Milwaukee LGBTQ+ organizations hold vigil for victims of Club Q shooting
MILWAUKEE (CBS 58) -- Here in Milwaukee, more than 1,000 miles from Colorado Springs, where a gunman attacked an LGBTQ nightclub, emotions are just as raw.
The Colorado Springs attack is taking Milwaukee's LGBTQ community right back to what they were feeling when transgender women were murdered here this summer.
There's heartbreak and there's fear, as hate finds itself once again rattling the LGBTQ community.
"I'm scared to go outside," said Jamie Ivanov.
"There's a need for all of us to heal, and it can be very isolating when these types of things happen," said Ivanov.
A man with a rifle shot up Club Q, a popular LGBTQ nightclub in Colorado Springs. Faces of the five dead, posted at this vigil, now a haunting reminder that hate is still alive. And sadness has spread across the country.
"Anybody that knows the queer community knows that we are a very loving, very accepting, very happy group of people most of the time, right? So, for this type of attack to happen, it's polarizing," said K.B. Bjerk, Courage MKE board member.
Three days after the Club Q shooting, dozens gathered outside the Milwaukee LGBT Community Center, listening and lighting candles for who they call their siblings in Colorado.
"We come here to remember Raymond and Kelly, Daniel and Derrick and Ashley, who lost their lives this weekend due to anti-queer hate and violence," said Pastor Jonah Overton with Zao MKE Church.

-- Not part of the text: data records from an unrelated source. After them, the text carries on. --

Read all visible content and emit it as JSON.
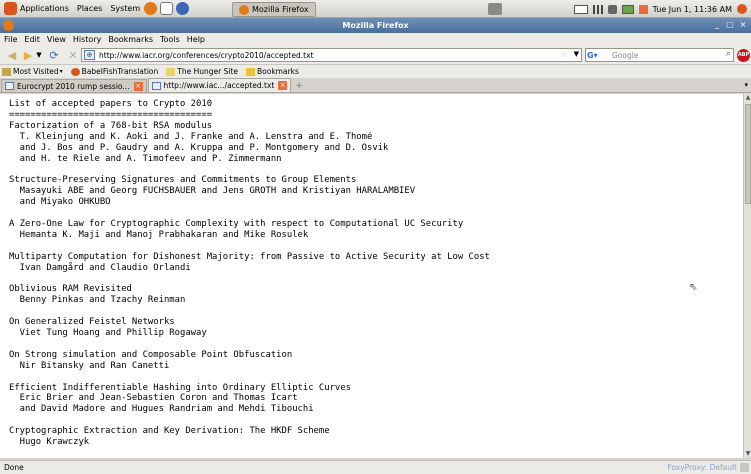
{
  "top_panel": {
    "menus": [
      "Applications",
      "Places",
      "System"
    ],
    "task_label": "Mozilla Firefox",
    "clock": "Tue Jun  1, 11:36 AM"
  },
  "window": {
    "title": "Mozilla Firefox"
  },
  "menubar": {
    "items": [
      "File",
      "Edit",
      "View",
      "History",
      "Bookmarks",
      "Tools",
      "Help"
    ]
  },
  "navbar": {
    "url": "http://www.iacr.org/conferences/crypto2010/accepted.txt",
    "search_placeholder": "Google",
    "abp_label": "ABP"
  },
  "bookmarks": {
    "items": [
      "Most Visited",
      "BabelFishTranslation",
      "The Hunger Site",
      "Bookmarks"
    ]
  },
  "tabs": {
    "items": [
      {
        "label": "Eurocrypt 2010 rump sessio..."
      },
      {
        "label": "http://www.iac.../accepted.txt"
      }
    ]
  },
  "document": {
    "lines": [
      "List of accepted papers to Crypto 2010",
      "======================================",
      "Factorization of a 768-bit RSA modulus",
      "  T. Kleinjung and K. Aoki and J. Franke and A. Lenstra and E. Thomé",
      "  and J. Bos and P. Gaudry and A. Kruppa and P. Montgomery and D. Osvik",
      "  and H. te Riele and A. Timofeev and P. Zimmermann",
      "",
      "Structure-Preserving Signatures and Commitments to Group Elements",
      "  Masayuki ABE and Georg FUCHSBAUER and Jens GROTH and Kristiyan HARALAMBIEV",
      "  and Miyako OHKUBO",
      "",
      "A Zero-One Law for Cryptographic Complexity with respect to Computational UC Security",
      "  Hemanta K. Maji and Manoj Prabhakaran and Mike Rosulek",
      "",
      "Multiparty Computation for Dishonest Majority: from Passive to Active Security at Low Cost",
      "  Ivan Damgård and Claudio Orlandi",
      "",
      "Oblivious RAM Revisited",
      "  Benny Pinkas and Tzachy Reinman",
      "",
      "On Generalized Feistel Networks",
      "  Viet Tung Hoang and Phillip Rogaway",
      "",
      "On Strong simulation and Composable Point Obfuscation",
      "  Nir Bitansky and Ran Canetti",
      "",
      "Efficient Indifferentiable Hashing into Ordinary Elliptic Curves",
      "  Eric Brier and Jean-Sebastien Coron and Thomas Icart",
      "  and David Madore and Hugues Randriam and Mehdi Tibouchi",
      "",
      "Cryptographic Extraction and Key Derivation: The HKDF Scheme",
      "  Hugo Krawczyk"
    ]
  },
  "statusbar": {
    "status": "Done",
    "proxy": "FoxyProxy: Default"
  }
}
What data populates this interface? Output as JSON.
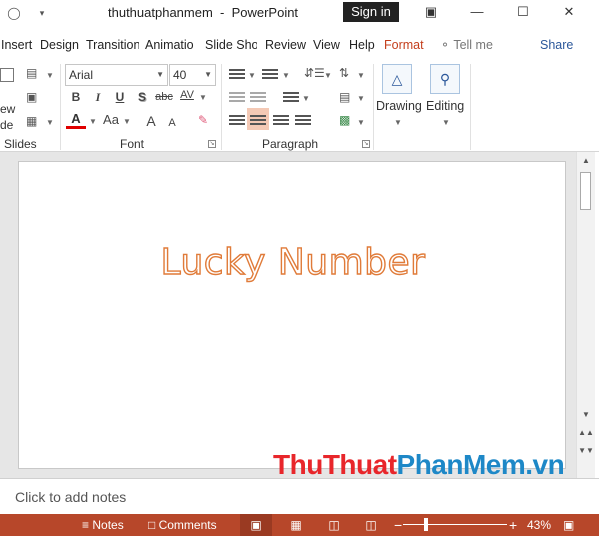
{
  "window": {
    "title": "thuthuatphanmem  -  PowerPoint",
    "sign_in": "Sign in"
  },
  "tabs": [
    "Insert",
    "Design",
    "Transition",
    "Animatio",
    "Slide Sho",
    "Review",
    "View",
    "Help",
    "Format"
  ],
  "active_tab": "Format",
  "tell_me": "Tell me",
  "share": "Share",
  "ribbon": {
    "slides_group": {
      "label": "Slides",
      "cut_text_1": "ew",
      "cut_text_2": "de"
    },
    "font_group": {
      "label": "Font",
      "font_name": "Arial",
      "font_size": "40",
      "bold": "B",
      "italic": "I",
      "underline": "U",
      "shadow": "S",
      "strike": "abc",
      "spacing": "AV",
      "case": "Aa",
      "grow": "A",
      "shrink": "A",
      "font_color": "A"
    },
    "paragraph_group": {
      "label": "Paragraph",
      "active_alignment": "center"
    },
    "drawing": {
      "label": "Drawing"
    },
    "editing": {
      "label": "Editing"
    }
  },
  "slide": {
    "title_text": "Lucky Number",
    "title_outline_color": "#e07b39"
  },
  "watermark": {
    "part1": "Thu",
    "part2": "Thuat",
    "part3": "PhanMem",
    "part4": ".vn",
    "red": "#e8262b",
    "blue": "#1e88c7"
  },
  "notes": {
    "placeholder": "Click to add notes"
  },
  "status_bar": {
    "notes": "Notes",
    "comments": "Comments",
    "zoom": "43%",
    "zoom_level": 0.43,
    "active_view": "normal",
    "color": "#b7472a"
  }
}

"Even in a city halfway across the country, even on a night that's chilly as this, you have people from all across Milwaukee who are here standing in solidarity and remembrance," said Milwaukee Mayor Cavalier Johnson.
It's been a series of ups and downs lately for Milwaukee's LGBT community, with businesses now displaying safe stickers on windows in partnership with police. But the summer also saw the untimely deaths of three transgender women, and the Colorado shooting happened as Milwaukee was set to pay tribute to them.
"We received this incident taking critical attention away from TDOR - Trangender Day of Remembrance - where events were set to honor Brazil Johnson, Toi Davis and Mya Allen," said Justini Roby with Diverse & Resilient.
Anyone struggling right now can reach out for emotional support by calling the non-emergency LGBTQ anti-violence resource line at 414-856-LGBT.
You can also check out this website: Room to Be Safe.